CRM software isn't a black art. It is a big and complex field though. If you're not sure how big and complex, then try Googling "CRM". You'll find opinions from a huge number of sources from learned academics to large consultancies implementing CRM applications on a global scale.
SalesAgility fall into neither of the above categories. But we have accumulated a lot of experience over the years which we're more than happy to share with you.
So, for our take on CRM, read on ..... 12 Simple Rules that should underpin EVERY CRM implementation
1. Executive sponsorship
It's no accident that this is at the top. If the CEO hasn't bought into it – don't do it. It is critical that everyone in the organisation is aware that commitment to the project comes from the top. The commitment needs to extend down from directors and senior line managers and users need to be aware of that. Implementing CRM is about change as much as anything else and change is hard. Change is very much harder without executive support.
2. External Assistance
Unless you have one of the world's leading CRM experts tucked away in the Accounts Office, don't do it by yourselves. CRM is a big field and its reach is deep into the organisation. Get in people who eat, sleep and breathe CRM.
You need to get your people involved. Designing and implementing this from a top down approach will be seen as simply that .... management foisting another system on us. Find the middle managers and significant influencers, especially in the sales team, and put them on the design and implementation project. Get their buy-in, make them envangelists, give everyone the feeling of ownership.

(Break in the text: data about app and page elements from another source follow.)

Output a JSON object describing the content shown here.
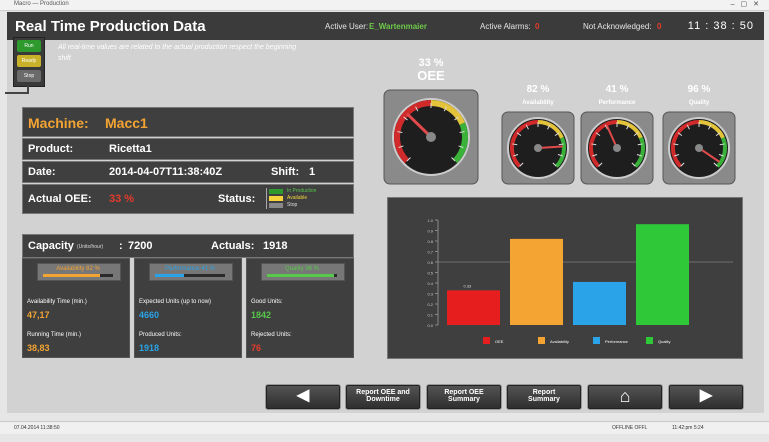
{
  "window": {
    "title": "Macro — Production"
  },
  "header": {
    "title": "Real Time Production Data",
    "active_user_label": "Active User:",
    "active_user": "E_Wartenmaier",
    "alarms_label": "Active Alarms:",
    "alarms": "0",
    "not_ack_label": "Not Acknowledged:",
    "not_ack": "0",
    "clock": "11 : 38 : 50"
  },
  "lights": [
    "Run",
    "Ready",
    "Stop"
  ],
  "note": "All real-time values are related to the actual production respect the beginning shift",
  "machine": {
    "label": "Machine:",
    "name": "Macc1",
    "product_label": "Product:",
    "product": "Ricetta1",
    "date_label": "Date:",
    "date": "2014-04-07T11:38:40Z",
    "shift_label": "Shift:",
    "shift": "1",
    "oee_label": "Actual OEE:",
    "oee": "33 %",
    "status_label": "Status:",
    "status_items": [
      "In Production",
      "Available",
      "Stop"
    ]
  },
  "capacity": {
    "label": "Capacity",
    "unit": "(Units/hour)",
    "value": "7200",
    "actuals_label": "Actuals:",
    "actuals": "1918"
  },
  "stats": [
    {
      "bar_label": "Availability",
      "bar_value": "82 %",
      "bar_color": "#f3a433",
      "t1": "Availability Time (min.)",
      "v1": "47,17",
      "t2": "Running Time (min.)",
      "v2": "38,83",
      "v_color": "#f3a433",
      "fill": 0.82
    },
    {
      "bar_label": "Performance",
      "bar_value": "41 %",
      "bar_color": "#2aa3e8",
      "t1": "Expected Units (up to now)",
      "v1": "4660",
      "t2": "Produced Units:",
      "v2": "1918",
      "v_color": "#2aa3e8",
      "fill": 0.41
    },
    {
      "bar_label": "Quality",
      "bar_value": "96 %",
      "bar_color": "#57c84a",
      "t1": "Good Units:",
      "v1": "1842",
      "t2": "Rejected Units:",
      "v2": "76",
      "v_color": "#57c84a",
      "v2_color": "#e53b2b",
      "fill": 0.96
    }
  ],
  "gauges": [
    {
      "name": "OEE",
      "value": "33 %",
      "level": 0.33
    },
    {
      "name": "Availability",
      "value": "82 %",
      "level": 0.82
    },
    {
      "name": "Performance",
      "value": "41 %",
      "level": 0.41
    },
    {
      "name": "Quality",
      "value": "96 %",
      "level": 0.96
    }
  ],
  "chart_data": {
    "type": "bar",
    "categories": [
      "OEE",
      "Availability",
      "Performance",
      "Quality"
    ],
    "values": [
      0.33,
      0.82,
      0.41,
      0.96
    ],
    "colors": [
      "#e61e1e",
      "#f3a433",
      "#2aa3e8",
      "#2ec838"
    ],
    "ylim": [
      0,
      1.0
    ],
    "yticks": [
      "1.0",
      "0.9",
      "0.8",
      "0.7",
      "0.6",
      "0.5",
      "0.4",
      "0.3",
      "0.2",
      "0.1",
      "0.0"
    ],
    "data_labels": [
      "0.33",
      "",
      "",
      ""
    ]
  },
  "nav": {
    "back": "◀",
    "report_oee_downtime": [
      "Report OEE and",
      "Downtime"
    ],
    "report_oee_summary": [
      "Report OEE",
      "Summary"
    ],
    "report_summary": [
      "Report",
      "Summary"
    ],
    "home": "⌂",
    "forward": "▶"
  },
  "statusbar": {
    "left": "07.04.2014 11:38:50",
    "mid": "OFFLINE OFFL",
    "right": "11:42:pm 5:24"
  }
}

4. Don't do everything at once
CRM can have a deep reach into an organisation, especially if it involves sales, marketing and service automation. Implement incrementally to avoid confusion and over extensive change resistance. So, do it in stages.
5. Post-implementation Support
You can train people extensively before the system goes live. But when push comes to shove, people will forget what they were taught and start to use the application in the way that they are comfortable with. This is plain wrong. Unless there is a common approach to the data that needs to be recorded and a common approach to how it is recorded, then the main value of the CRM is lost. So, post-implementation support monitors and mentors users after the application goes live. Those first three months are critical.
6. Encourage user feedback and act on it
Communicate with your users and let them know that not only were they involved with the design of the application, they're also involved in the running of it. User buy-in is as critical as executive sponsorship. Don't ignore users just because you've gone live.
7. Don't be rigid
This is a little bit of a cheat as it's really an extension of the point above. But it's important. Even the best implementations will need tweaked in the light of user experience. SugarCRM enables organisations to react to feedback and changing business needs quickly. Take advantage of that. Put lightweight but robust processes in place so that change can happen. Don't put bureaucratic barriers to change in place.
8. Don't set unreasonable expectations
You're not going to be a customer-centric organisation the day after you go live. It takes months for data to be accumulated and adjustments to be made in the light of experience.
9. Training should be extensive
Half an hour per person is not enough. Every user should attend training before they are allowed access to the system. Ideally training should communicate purpose and evangelise as well as educate. Training should be structured, hands-on, contain exercises to consolidate learning and have opportunities for delegates to ask questions.
10. Spend time on Design
Most CRM applications take the kitchen sink approach. They have fields to capture every conceivable fact about customers and the processes that support them. User adoption will plummet if users have to plough through a myriad of redundant fields to get to the ones that they need. It will plummet even further if they can't reflect the needs of their own business because no fields are available to capture the information. Spend time going carefully through the application (see 3 above) taking out that which isn't needed and putting in that which is ..... and be prepared to change this after you go live (see 7 above).
11. Clean your data
It's worth putting in the investment into cleaning the data before it goes into CRM. This means getting rid of data that is old and of no more value. It means having complete records of names, addresses, postcodes, email addresses ... it also means that the data should be well structured, that postcodes are in the postcode field and town in the town field.
12. Know what you want to get out of CRM
At the outset, have a vision and a set of deliverables from the project. Articulate the vision clearly both to the implementation team and to the users. And review three to six months after the project goes live. Otherwise how do you know if the implementation is successful?
13. Enjoy it!!
Yes, we know we said 12 rules, but rule number 13 is important too – A well-implemented CRM application will deliver extensive information benefits to you and to your customers. It will improve information flow, process efficiency, customer retention and customer satisfaction. It will make information much easier to find, build collaborative teamwork and reduce duplication of information and effort.